YOUR ASSIGNMENT: Your task is to find every line of the data that holds the string "символи" and copy it.

Source records:
•••••
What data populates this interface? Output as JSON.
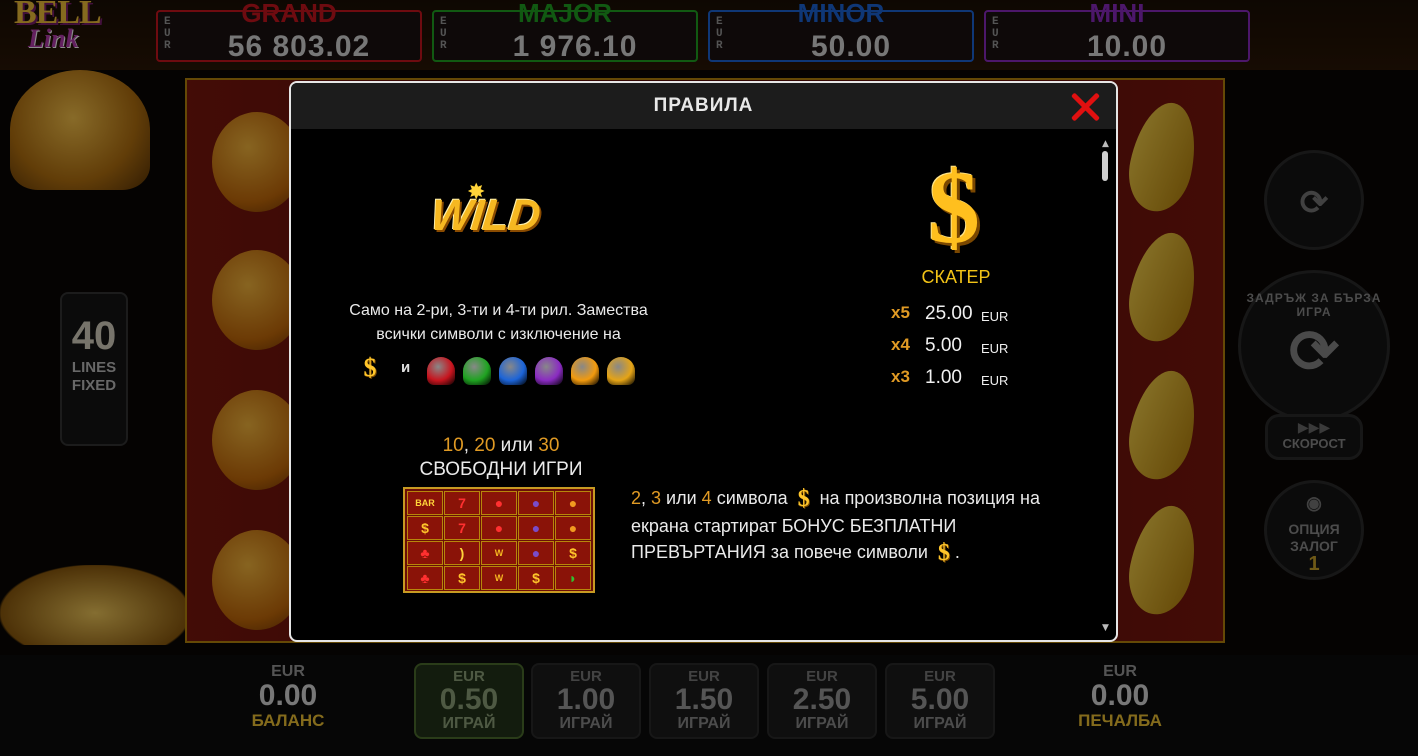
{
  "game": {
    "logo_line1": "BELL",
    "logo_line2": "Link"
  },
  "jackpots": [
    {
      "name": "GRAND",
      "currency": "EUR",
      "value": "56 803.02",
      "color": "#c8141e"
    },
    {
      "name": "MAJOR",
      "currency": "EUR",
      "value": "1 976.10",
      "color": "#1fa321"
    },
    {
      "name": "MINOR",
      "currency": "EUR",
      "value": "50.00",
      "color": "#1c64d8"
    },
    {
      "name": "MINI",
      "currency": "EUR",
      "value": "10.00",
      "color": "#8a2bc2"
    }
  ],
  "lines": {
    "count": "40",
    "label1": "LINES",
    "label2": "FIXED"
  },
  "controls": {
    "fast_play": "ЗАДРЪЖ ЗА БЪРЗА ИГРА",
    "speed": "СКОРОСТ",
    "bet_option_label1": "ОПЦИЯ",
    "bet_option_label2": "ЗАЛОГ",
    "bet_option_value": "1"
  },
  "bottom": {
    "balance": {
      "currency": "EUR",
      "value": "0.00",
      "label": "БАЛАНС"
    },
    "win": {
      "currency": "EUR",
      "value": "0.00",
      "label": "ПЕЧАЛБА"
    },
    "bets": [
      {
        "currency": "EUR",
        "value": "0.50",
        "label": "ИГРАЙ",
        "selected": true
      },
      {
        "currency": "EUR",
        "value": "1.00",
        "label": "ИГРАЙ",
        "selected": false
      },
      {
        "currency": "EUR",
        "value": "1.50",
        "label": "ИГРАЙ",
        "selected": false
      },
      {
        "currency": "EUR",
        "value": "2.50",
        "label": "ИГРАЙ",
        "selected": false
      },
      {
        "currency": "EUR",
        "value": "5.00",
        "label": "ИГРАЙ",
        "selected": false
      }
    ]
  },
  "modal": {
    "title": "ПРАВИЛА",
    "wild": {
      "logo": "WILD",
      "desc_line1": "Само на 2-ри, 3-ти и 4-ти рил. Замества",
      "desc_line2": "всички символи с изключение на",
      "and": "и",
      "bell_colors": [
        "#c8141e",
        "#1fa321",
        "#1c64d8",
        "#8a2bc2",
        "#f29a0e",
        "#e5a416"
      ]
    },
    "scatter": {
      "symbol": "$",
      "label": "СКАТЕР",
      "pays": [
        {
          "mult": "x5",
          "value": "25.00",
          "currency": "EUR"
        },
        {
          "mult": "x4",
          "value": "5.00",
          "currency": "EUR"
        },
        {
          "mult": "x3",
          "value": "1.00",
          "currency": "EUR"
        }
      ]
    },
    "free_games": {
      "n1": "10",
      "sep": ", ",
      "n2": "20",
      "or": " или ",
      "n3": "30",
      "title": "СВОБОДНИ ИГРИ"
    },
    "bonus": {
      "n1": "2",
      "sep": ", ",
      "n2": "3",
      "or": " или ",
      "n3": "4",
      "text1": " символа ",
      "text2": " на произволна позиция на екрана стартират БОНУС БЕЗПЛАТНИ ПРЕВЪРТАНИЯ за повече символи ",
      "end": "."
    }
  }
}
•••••
TASK RESPONSE:
      "desc_line2": "всички символи с изключение на",
      "text2": " на произволна позиция на екрана стартират БОНУС БЕЗПЛАТНИ ПРЕВЪРТАНИЯ за повече символи ",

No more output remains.